Hot on the heels of comics artist Carla Speed McNeil winning the L.A. Times Book Prize for graphic novels, her publisher, Dark Horse, plans to release both a regular hardcover edition and a deluxe limited hardcover edition of McNeil’s much acclaimed novella, Finder: Talisman. The regular hardcover edition will sell for $19.99 and the deluxe limited edition version will sell for $75. Both editions will be released in October 2012.
Acclaimed for her vividly rendered and emotionally complex drawings as well as the nuance and imaginative power of her writing, Carla Speed McNeil was awarded the 2012 L.A. Times Book Prize for Finder: Voice, the most recent installment of her much lauded science fiction series Finder. Originally launched as a self-published comics serial and trade paperback series, it has also been published as a web comic. McNeil has described it as “aboriginal science-fiction,” and it is the story of family living in a future world of domed cities ruled by the complex social rules of a rigid clan and familial social system. The book and series focuses on Jaeger, a drifting shaman figure on the fringes of the culture, and his relationship with the Grosvenor family/clan. Finder has been nominated for multiple Eisner Awards (including winning an Eisner in 2008 for the web comic version) and has been awarded multiple Lulu and Ignatz awards.

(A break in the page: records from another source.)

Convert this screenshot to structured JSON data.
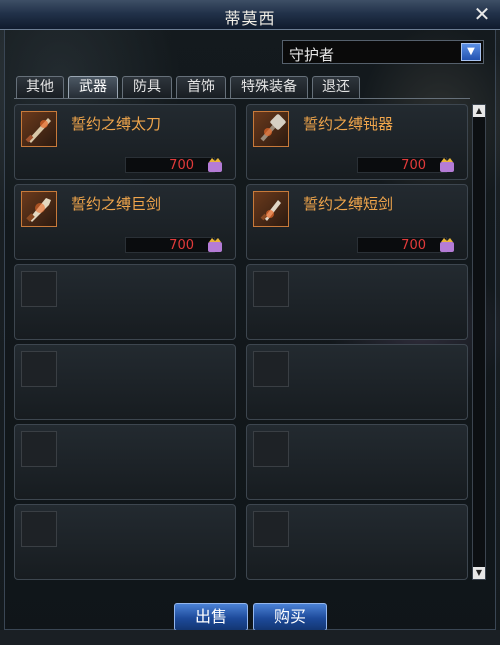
{
  "window": {
    "title": "蒂莫西",
    "close_icon": "close-icon"
  },
  "filter": {
    "selected": "守护者"
  },
  "tabs": [
    {
      "label": "其他",
      "active": false
    },
    {
      "label": "武器",
      "active": true
    },
    {
      "label": "防具",
      "active": false
    },
    {
      "label": "首饰",
      "active": false
    },
    {
      "label": "特殊装备",
      "active": false
    },
    {
      "label": "退还",
      "active": false
    }
  ],
  "items": [
    {
      "name": "誓约之缚太刀",
      "price": "700",
      "icon": "katana-icon"
    },
    {
      "name": "誓约之缚钝器",
      "price": "700",
      "icon": "blunt-weapon-icon"
    },
    {
      "name": "誓约之缚巨剑",
      "price": "700",
      "icon": "greatsword-icon"
    },
    {
      "name": "誓约之缚短剑",
      "price": "700",
      "icon": "shortsword-icon"
    }
  ],
  "buttons": {
    "sell": "出售",
    "buy": "购买"
  },
  "colors": {
    "item_name": "#f0a54b",
    "price": "#e23a3a",
    "button": "#1d4a9a"
  }
}
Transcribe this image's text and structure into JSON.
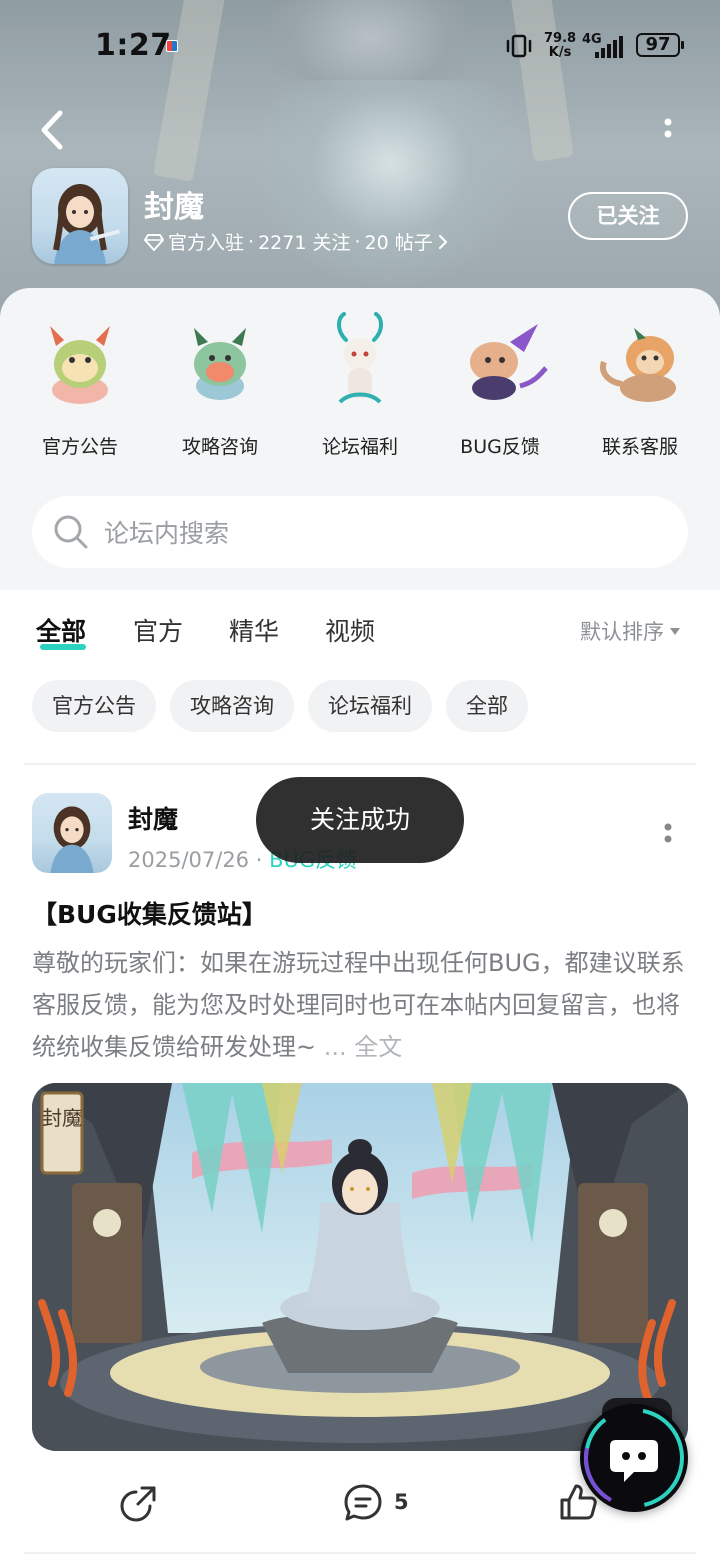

Originally published in comic book format and trade paperback, Finder: Talisman will be issued in hardcover for the first time. Published as a paperback since 2002, Finder: Talisman is a book that seems to exist easily both within and outside of the Finder series, attracting its own audience through a story about the power of a book to seize the imagination. It’s the story of the youngest Grosvenor child, Marcie, and her search to find a copy of a particular book—a book that Jaeger used to read to her as a child—in a world where reading is deemphasized because technology allows people to input information directly into the brain. The fascination with the book turns Marcie into a writer, and despite its evocation of the power a book can have over a reader, Talisman is also very much a story about the power of storytelling, whether in the form of a book or not.
In a phone interview with McNeil, she called Talisman, “gateway book,” that allows her to draw readers into the series. “I shove it at people,” she said, “I was trying to create a single standalone issue to give people a place to start.” The story of Talisman, a book about a book, has served to attract teachers, librarians and anyone else who loves books, to the work of McNeil.
"Talisman has reduced librarians to tears everywhere I go,” McNeil said in a follow-up email. “This is my book about falling in love with books, and what you do when you can't have the book that you really want. It's natural that this is the one that opens a door on the rest of my work."